Updated Multiple customers at several hotels are getting hit up with a sophisticated phishing scam based on real hotel bookings. The latter all share the common factor of being made through Booking.com.
Last week we reported how the wife of a Reg reader received a scam email after booking a family holiday in a hotel in Mallorca, Spain via Booking.com.
The phishing email featured the name of a genuinely booked hotel alongside the dates of stay, the reader's home address and correct payment details. Prospective marks were falsely told that payment had failed as a pretext to trick them into wiring funds to a bank account in Poland.
Since we published the article, two new threads about possible scams involving bookings made with booking.com have appeared on TripAdvisor (here and here). Both threads describe the same phishing campaign described in our original article.
The particular scam emails appear to have targeted people who had booked stays two London hotels. Both were slight variants of the original scam advising marks that "due to the large number of cancellations close to the arrival date", full payment by bank transfer prior to arrival was required, instead of falsely saying that a payment had failed.
We contacted both of the hotels concerned and one of them, the Shoreditch Inn, responded with this comment:
I have taken every step to ascertain whether the breach is from our system. I have contacted our PMS and website host provider, both of which have confirmed that the breach is not from our system.
To the best of my knowledge we have not received any calls from any "customer service agents" from booking.com trying to obtain details of bookings. [Our] security system has not been compromised.
Security experts continue to believe that the most likely explanation remains that cybercrooks either hacked into individual hotel system or tricked them into handing over sensitive information rather than a breach at hotel reservations aggregator Booking.com.
"More than one Booking.com mail raises some interesting possibilities, although it's still consistent with the theory that whoever is doing this is simply targeting Booking.com customers when phoning hotels," said Chris Boyd, a malware intelligence analyst at anti-virus firm Malwarebytes. "The real question would be why - is it because they're a known and trusted brand which means they think it's easier to fool recipients? Or could it be that they randomly pretended to be Booking.com when phoning hotels and found an angle that worked for them?
"If Booking.com had been breached, you'd expect a dump of customer details would have been posted online by now - if someone has found a way to access customer details and are keeping it to themselves in order to craft these very specific spear phishes, then this would be a rather unusual case. Perhaps all of the hotels affected use a piece of software which is being targeted," he added.

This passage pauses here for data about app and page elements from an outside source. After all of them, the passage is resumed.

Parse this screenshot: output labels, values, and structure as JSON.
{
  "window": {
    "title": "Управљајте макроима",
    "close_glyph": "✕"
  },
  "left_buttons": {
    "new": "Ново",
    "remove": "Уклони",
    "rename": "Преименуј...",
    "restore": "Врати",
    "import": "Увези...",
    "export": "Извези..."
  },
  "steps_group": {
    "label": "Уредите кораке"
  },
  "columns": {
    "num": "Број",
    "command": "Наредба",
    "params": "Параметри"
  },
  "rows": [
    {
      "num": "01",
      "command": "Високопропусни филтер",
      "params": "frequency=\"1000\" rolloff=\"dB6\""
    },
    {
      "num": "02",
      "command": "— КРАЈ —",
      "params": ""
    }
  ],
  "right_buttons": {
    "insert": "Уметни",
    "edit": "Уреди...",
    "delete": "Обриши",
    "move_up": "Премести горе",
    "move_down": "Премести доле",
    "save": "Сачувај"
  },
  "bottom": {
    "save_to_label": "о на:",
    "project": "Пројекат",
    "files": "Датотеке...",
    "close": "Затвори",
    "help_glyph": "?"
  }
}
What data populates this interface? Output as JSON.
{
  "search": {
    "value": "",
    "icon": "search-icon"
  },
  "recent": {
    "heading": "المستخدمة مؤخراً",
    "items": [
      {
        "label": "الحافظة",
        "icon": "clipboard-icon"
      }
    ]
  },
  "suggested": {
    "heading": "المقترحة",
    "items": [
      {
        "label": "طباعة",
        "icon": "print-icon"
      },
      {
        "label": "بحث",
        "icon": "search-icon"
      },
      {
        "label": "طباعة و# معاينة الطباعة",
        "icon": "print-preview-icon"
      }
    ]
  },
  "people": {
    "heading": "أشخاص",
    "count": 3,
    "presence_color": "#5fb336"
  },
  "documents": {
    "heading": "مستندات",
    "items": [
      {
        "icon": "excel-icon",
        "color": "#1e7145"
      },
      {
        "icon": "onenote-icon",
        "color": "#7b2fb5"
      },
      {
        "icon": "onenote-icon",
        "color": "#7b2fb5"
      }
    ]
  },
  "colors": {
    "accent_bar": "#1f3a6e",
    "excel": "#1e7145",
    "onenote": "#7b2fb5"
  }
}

Fraudsters have recently targeted Booking.com customers with a malware-based attack.
Boyd wrote about the issue last week, following our initial story, in a post on Malwarebytes blog here. His earlier take only covers the attempted fraud at the Mallorca hotel rather than the wider pattern of frauds targeting hotels booked through Booking.com that is now emerging.
Most hotels use email and fax to confirm their bookings with online travel agents and aggregators. All a scammer needs to do is intercept that confirmation email or fax to facilitate the scam, and this might be possible without the hotel becoming aware of any problem. "This is easy enough considering how secure most hotels' reception areas are," as a commentator to our earlier story noted.
Booking.com told El Reg that it was investigating the scam, repeating a holding statement made by an official rep during a TripAdvisor discussion on the ongoing fraud.
We are on top of this phishing activity and have assigned a dedicated group to investigate this. At the same time we have involved external authorities as well to help us with what we think is a criminal activity aimed at hotels and customers.
El Reg notified the two London hotels whose customers have reportedly been targeted for fraud by email, but we've yet to hear anything back from them. We'll update if we hear more. ®
Booking.com has been in touch with statement:
We are aware and on top of this phishing attack. A dedicated team is assigned to this issue in order to mitigate and minimize the risks. Booking.com has had contact with over 10,000 customers regarding the phishing activities, our customer service teams are equipped and available to support any further contact regarding this situation.
The top countries where our accommodation partners are being targeted are: United Kingdom, United Arab Emirates, Portugal, Italy, United States and France. The dedicated security teams are working with our Hotels Department and Customer Services teams to contact and support accommodation partners who may have been affected by this situation.
Our teams have worked to “take down” a few dozen phishing sites as well as working with some banks to freeze the money mule bank accounts. Our communication with law enforcement is ongoing.
Sponsored: Webcast: Ransomware has gone nuclear